In the entries that follow, which lines hold the string "breakpoint"? List them.

*Exercise data*.
----

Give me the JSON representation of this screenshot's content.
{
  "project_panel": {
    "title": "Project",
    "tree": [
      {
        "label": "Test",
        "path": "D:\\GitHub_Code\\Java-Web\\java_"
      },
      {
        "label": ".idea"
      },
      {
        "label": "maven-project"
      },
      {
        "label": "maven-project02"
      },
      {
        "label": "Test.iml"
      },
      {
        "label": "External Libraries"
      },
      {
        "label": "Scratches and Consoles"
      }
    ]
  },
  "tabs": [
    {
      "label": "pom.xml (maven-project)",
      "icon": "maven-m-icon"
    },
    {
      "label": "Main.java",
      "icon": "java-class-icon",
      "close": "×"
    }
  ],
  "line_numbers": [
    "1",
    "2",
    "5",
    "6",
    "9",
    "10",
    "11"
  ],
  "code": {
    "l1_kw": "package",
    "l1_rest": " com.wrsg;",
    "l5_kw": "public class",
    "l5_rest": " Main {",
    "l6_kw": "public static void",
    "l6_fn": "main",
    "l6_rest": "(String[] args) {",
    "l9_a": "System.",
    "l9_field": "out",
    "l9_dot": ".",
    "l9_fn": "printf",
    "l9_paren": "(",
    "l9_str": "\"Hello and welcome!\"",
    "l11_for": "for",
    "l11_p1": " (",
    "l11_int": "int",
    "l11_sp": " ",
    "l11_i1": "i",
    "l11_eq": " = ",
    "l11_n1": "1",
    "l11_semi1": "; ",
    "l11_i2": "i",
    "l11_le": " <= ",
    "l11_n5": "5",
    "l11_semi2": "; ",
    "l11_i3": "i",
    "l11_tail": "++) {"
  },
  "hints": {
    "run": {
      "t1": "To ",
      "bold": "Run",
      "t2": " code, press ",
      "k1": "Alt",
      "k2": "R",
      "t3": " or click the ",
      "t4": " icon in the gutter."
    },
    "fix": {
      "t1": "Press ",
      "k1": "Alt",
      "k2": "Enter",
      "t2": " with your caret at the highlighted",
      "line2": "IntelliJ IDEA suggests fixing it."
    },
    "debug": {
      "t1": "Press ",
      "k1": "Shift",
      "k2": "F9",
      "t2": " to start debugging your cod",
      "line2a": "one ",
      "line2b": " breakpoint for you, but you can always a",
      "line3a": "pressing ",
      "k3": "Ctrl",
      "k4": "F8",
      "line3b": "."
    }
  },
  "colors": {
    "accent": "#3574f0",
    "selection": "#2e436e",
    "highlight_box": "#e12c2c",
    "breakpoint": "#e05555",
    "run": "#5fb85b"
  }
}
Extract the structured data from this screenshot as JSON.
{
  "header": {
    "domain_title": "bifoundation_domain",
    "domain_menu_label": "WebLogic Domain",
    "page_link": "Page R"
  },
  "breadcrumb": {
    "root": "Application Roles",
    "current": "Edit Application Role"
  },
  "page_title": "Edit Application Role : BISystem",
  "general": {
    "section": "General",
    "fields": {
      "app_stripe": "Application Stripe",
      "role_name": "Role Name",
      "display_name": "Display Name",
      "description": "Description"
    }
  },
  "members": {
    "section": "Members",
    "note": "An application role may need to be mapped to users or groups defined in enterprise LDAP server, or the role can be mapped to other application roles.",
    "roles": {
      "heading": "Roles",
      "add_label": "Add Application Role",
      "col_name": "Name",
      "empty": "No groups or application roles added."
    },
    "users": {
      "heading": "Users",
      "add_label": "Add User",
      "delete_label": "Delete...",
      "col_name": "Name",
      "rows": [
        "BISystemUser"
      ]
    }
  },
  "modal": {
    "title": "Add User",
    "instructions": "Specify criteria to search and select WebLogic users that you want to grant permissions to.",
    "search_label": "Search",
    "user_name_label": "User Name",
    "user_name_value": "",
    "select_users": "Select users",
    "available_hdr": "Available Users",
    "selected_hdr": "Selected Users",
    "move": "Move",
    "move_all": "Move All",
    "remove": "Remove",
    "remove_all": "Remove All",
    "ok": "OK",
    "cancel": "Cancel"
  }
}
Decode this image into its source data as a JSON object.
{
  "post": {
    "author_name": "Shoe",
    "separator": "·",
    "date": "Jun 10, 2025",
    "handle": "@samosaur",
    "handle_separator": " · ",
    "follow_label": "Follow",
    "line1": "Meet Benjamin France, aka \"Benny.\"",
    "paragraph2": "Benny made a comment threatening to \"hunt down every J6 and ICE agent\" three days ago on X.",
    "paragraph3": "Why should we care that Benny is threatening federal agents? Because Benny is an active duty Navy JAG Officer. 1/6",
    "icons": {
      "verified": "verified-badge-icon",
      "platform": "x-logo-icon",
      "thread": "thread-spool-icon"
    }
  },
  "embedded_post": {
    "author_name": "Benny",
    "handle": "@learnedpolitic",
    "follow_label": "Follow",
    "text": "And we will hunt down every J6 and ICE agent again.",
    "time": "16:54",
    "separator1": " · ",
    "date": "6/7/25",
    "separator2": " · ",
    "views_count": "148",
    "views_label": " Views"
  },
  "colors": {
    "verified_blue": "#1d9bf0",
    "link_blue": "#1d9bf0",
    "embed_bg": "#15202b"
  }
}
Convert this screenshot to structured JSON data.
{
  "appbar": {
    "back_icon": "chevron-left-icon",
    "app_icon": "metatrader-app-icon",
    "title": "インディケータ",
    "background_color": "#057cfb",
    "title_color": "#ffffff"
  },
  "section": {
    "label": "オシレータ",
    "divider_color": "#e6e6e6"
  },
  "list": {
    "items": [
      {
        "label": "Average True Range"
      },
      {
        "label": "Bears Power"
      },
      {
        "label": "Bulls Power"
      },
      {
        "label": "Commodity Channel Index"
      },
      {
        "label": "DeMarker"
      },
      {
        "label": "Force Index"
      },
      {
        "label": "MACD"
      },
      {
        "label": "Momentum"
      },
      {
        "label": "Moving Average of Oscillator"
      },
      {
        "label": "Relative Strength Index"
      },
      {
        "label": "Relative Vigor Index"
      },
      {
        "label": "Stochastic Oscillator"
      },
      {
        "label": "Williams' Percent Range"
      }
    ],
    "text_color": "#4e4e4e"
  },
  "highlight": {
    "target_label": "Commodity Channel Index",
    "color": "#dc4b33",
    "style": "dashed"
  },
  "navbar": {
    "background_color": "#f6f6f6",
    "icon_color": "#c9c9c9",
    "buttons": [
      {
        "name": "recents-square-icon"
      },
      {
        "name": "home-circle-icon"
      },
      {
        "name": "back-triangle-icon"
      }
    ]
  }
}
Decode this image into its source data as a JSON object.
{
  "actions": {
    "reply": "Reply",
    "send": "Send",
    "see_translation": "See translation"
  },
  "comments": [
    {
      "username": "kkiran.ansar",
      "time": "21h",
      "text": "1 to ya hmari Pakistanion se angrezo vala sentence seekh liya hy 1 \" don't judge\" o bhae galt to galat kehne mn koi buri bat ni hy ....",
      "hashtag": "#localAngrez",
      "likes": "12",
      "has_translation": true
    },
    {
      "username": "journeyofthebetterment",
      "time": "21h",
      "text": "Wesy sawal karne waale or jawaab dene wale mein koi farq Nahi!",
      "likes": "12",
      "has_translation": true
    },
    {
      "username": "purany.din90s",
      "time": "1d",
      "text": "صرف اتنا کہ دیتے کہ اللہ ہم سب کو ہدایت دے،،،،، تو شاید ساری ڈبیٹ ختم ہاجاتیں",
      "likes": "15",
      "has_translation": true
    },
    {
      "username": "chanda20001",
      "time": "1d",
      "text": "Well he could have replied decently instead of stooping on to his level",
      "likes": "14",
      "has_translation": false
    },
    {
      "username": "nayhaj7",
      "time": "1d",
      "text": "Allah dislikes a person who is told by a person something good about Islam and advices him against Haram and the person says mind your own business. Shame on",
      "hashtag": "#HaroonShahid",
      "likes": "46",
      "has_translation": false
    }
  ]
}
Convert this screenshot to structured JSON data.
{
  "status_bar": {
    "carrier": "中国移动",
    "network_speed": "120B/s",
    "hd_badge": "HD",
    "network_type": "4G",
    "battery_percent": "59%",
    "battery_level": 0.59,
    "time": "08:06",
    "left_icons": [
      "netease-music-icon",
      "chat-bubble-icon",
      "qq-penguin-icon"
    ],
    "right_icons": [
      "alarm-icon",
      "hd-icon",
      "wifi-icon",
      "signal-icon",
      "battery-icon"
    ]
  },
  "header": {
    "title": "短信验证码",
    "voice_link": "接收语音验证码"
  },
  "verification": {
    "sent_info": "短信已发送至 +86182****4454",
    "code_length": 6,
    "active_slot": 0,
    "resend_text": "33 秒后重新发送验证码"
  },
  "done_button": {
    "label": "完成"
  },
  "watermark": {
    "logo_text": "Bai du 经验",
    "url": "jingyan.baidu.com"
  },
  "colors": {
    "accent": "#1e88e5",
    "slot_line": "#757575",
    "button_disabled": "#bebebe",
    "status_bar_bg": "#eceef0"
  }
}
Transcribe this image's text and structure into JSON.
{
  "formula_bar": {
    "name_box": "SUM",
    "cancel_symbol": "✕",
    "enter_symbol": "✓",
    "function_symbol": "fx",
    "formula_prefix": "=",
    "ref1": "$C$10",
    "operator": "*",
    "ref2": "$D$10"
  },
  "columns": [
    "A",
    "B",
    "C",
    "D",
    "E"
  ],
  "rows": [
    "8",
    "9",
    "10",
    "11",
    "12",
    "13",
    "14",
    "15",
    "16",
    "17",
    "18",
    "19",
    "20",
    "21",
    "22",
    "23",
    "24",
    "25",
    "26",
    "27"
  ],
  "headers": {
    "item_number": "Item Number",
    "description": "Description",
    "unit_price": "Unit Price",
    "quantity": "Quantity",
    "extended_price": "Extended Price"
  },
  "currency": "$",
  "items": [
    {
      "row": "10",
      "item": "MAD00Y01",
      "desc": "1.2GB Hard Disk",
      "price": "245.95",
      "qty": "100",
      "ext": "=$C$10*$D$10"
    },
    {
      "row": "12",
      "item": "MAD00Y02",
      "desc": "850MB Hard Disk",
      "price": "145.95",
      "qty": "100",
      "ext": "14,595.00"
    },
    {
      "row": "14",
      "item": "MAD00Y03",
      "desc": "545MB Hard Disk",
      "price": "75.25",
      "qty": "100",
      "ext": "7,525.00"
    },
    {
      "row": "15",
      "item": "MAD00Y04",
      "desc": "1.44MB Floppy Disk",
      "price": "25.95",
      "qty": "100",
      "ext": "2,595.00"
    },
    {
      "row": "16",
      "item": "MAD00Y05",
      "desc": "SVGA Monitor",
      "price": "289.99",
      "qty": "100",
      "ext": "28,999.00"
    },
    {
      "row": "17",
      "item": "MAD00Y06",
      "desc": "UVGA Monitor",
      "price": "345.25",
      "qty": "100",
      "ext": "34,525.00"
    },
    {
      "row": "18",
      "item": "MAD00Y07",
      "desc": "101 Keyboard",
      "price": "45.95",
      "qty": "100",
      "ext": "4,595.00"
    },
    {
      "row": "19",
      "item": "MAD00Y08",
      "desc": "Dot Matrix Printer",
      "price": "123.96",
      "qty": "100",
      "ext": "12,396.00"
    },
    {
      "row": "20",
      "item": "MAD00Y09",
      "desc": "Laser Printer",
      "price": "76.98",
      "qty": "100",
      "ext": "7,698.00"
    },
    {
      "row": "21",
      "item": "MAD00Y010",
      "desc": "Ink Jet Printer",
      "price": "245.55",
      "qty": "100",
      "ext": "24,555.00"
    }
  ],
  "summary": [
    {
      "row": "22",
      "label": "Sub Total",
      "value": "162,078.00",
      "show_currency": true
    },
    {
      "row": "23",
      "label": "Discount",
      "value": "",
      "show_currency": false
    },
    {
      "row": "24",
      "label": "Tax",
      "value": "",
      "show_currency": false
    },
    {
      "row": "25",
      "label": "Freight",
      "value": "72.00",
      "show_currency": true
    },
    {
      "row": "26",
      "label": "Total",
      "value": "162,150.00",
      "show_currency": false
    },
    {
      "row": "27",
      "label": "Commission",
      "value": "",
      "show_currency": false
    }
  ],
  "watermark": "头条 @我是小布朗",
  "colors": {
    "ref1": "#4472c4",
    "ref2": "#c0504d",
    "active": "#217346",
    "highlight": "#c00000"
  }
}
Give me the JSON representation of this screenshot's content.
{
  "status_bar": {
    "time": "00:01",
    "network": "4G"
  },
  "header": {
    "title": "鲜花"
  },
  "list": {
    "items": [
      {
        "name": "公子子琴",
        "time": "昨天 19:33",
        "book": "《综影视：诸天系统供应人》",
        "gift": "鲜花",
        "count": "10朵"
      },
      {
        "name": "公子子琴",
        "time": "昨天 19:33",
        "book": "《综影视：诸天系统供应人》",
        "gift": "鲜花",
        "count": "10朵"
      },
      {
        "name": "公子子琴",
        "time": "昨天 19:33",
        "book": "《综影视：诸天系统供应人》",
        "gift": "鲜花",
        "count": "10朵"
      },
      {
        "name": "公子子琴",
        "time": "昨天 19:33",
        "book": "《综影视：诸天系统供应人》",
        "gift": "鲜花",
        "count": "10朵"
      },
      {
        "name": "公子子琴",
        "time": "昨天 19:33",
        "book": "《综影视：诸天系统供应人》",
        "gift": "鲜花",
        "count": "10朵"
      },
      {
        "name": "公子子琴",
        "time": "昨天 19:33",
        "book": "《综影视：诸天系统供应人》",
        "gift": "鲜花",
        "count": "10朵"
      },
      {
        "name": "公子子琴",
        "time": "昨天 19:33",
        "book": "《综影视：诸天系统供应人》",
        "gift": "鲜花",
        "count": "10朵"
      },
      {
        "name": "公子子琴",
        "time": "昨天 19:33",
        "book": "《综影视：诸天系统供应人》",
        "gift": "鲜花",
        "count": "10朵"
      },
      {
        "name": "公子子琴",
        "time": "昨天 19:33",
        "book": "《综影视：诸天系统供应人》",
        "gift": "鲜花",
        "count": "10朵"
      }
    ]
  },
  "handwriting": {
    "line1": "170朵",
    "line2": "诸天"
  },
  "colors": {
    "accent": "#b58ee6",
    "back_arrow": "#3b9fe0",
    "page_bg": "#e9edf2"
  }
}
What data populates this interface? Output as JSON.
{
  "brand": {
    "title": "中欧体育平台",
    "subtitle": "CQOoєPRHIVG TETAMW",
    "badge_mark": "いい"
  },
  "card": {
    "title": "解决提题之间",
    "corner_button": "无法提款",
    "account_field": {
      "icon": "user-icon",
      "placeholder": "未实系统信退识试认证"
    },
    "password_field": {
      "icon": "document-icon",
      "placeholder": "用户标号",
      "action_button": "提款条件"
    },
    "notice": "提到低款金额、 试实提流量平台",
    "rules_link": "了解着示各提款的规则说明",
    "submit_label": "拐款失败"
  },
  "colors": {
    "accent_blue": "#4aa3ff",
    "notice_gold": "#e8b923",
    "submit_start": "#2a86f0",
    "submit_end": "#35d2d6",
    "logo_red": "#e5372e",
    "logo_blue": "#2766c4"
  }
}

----

*The completed task*.
      "line2b": " breakpoint for you, but you can always a",
    "breakpoint": "#e05555",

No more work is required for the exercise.